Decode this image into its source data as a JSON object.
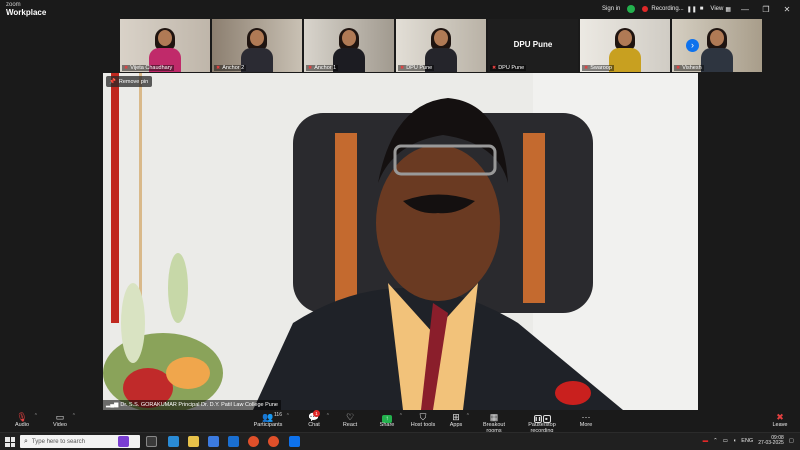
{
  "app": {
    "logo_line1": "zoom",
    "logo_line2": "Workplace"
  },
  "titlebar": {
    "sign_in": "Sign in",
    "recording": "Recording...",
    "view": "View",
    "minimize": "—",
    "maximize": "❐",
    "close": "✕"
  },
  "thumbnails": [
    {
      "name": "Vijeta Chaudhary",
      "muted": true
    },
    {
      "name": "Anchor 2",
      "muted": true
    },
    {
      "name": "Anchor 1",
      "muted": true
    },
    {
      "name": "DPU Pune",
      "muted": true,
      "video_off": true
    },
    {
      "name": "Swaroop",
      "muted": true
    },
    {
      "name": "Vishesh",
      "muted": true
    }
  ],
  "main": {
    "remove_pin": "Remove pin",
    "speaker_name": "Dr. S.S. GORAKUMAR Principal Dr. D.Y. Patil Law College Pune"
  },
  "controls": {
    "audio": "Audio",
    "video": "Video",
    "participants": "Participants",
    "participants_count": "116",
    "chat": "Chat",
    "chat_badge": "1",
    "react": "React",
    "share": "Share",
    "host_tools": "Host tools",
    "apps": "Apps",
    "breakout_rooms": "Breakout rooms",
    "pause_stop_recording": "Pause/stop recording",
    "more": "More",
    "leave": "Leave"
  },
  "taskbar": {
    "search_placeholder": "Type here to search",
    "language": "ENG",
    "time": "09:08",
    "date": "27-03-2025"
  },
  "colors": {
    "zoom_blue": "#0e72ed",
    "recording_red": "#e02828",
    "share_green": "#23b14d",
    "bar_bg": "#1a1a1a"
  }
}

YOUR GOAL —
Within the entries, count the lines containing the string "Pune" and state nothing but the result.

SOLUTION —
2